PROFILE OF A STEAM ENTHUSIAST

Case

Content Tools

R.R. #1, Box 69, Minonk, Illinois 61 760

This article is based on an interview with Fred Badten by Mary Oltman on September 3, 1990 at the Central States Threshermen's Reunion.

Whenever the Central States Threshermen of Pontiac, Illinois hold their annual reunion, you can be sure Fred Badten of Dyer, Indiana will be there. Fred has been a member of the association since 1951 and hasn't missed a show in 40 years.

Fred moved to the Midwest in 1937. His interest in threshing and steam engines dates back to his youth in Aberdene, South Dakota. It was a big event to thresh in those days.

Fred's job was to drive the grain wagons with the horses, then later on he pitched bundles. 'As soon as you could lift a fork' was the age when you graduated to pitching bundles, generally around 13-15 years old. He was responsible for everything on the rack as well as caring for the horses. It was a sad time when threshing day came to an end, especially since there would be school the next day.

Fred's interest in steam engines peaked just as steam was going out. He knew the only way he'd ever have an engine himself was to make one, and so, in 1956, that's just what Fred did. The result was one of the finest examples of model steam engines around and we're lucky at Pontiac to have had Fred's model Case engine on display every year since it was built.

The model took 3,000 hours and three years to build. 'I enjoyed every bit of time I spent on it,' Fred said. It's a 2' scale model of a 65 HP 1915 Case. The engine has been at Pontiac for 32 years. It was on display at Chicago's Museum of Science and Industry as well as being featured on Channel 2 News on television. (The museum wanted to keep the engine, but Fred wouldn't agree to that!)

When asked how he came to be at the Pontiac show, Fred said he was listening to the news on WLS Radio one day and the news was featuring the steam show in downtown Pontiac. Fred heard the whistles in the background and thought 'That's for me! They still have steam engines!' The next day he drove to the show. What a surprise!

He stayed the entire day, and the next day he drove back and stayed a few more days. 'It's been fun ever since. The best people come to steam shows,' says Fred. 'I've never missed a single day since I started coming-even the rainy ones!'

As for the future, 'Steam shows will keep getting bigger and better. Quite a few young people are taking an interest in the show and the equipment now.' This is especially true of Fred's son, Chris. Chris has been coming to Pontiac since he was five, and like his dad, he's never missed a day.

Fred will celebrate his 77th birthday on September 26, 1991. Although he's retired from his tool and die business, he's got plenty to keep him busy. When he's not in the Dog House Coffee Shop, he's in his machine shop in Dyer, Indiana building a 1' scale model of the 1895 steam locomotive that broke the world's speed record in 1889.

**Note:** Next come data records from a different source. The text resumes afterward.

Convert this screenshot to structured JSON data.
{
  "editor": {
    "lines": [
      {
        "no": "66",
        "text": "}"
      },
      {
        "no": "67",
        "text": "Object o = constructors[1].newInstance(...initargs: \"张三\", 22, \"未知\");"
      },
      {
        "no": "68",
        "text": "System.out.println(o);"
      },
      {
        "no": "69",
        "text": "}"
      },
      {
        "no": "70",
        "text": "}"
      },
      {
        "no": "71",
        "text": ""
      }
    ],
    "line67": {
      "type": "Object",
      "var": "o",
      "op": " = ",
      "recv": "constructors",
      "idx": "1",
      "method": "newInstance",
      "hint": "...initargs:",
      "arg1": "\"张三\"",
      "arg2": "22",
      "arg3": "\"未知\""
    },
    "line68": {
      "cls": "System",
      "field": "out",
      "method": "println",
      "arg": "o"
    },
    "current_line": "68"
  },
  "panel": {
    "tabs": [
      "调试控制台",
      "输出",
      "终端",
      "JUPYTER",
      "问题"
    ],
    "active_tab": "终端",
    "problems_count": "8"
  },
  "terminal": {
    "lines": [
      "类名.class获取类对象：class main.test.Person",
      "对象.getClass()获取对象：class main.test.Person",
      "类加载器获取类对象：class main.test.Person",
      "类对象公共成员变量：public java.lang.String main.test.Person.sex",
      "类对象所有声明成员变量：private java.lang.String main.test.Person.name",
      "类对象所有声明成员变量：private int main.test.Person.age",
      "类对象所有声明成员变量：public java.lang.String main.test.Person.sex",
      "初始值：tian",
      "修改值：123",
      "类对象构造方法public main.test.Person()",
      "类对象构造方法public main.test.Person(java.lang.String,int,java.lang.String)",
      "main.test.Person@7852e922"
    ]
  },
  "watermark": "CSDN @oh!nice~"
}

Fred chuckles as he recalls the story of the event. The engineer was a man by the name of Hogan from Ireland. He had the task one day of escorting several railroad dignitaries on a 50-mile run. The railroad officials wanted to see just how fast the engine would run, so Hogan showed them-112 MPH! When the train stopped, the railroad big shots were scared to death!

Good luck, Fred, on your new steam locomotive model. We will look forward to seeing you, your model Case and your new locomotive at Pontiac Threshermen's Reunion in the year to come. We're glad you've been a longtime part of the Pontiac show!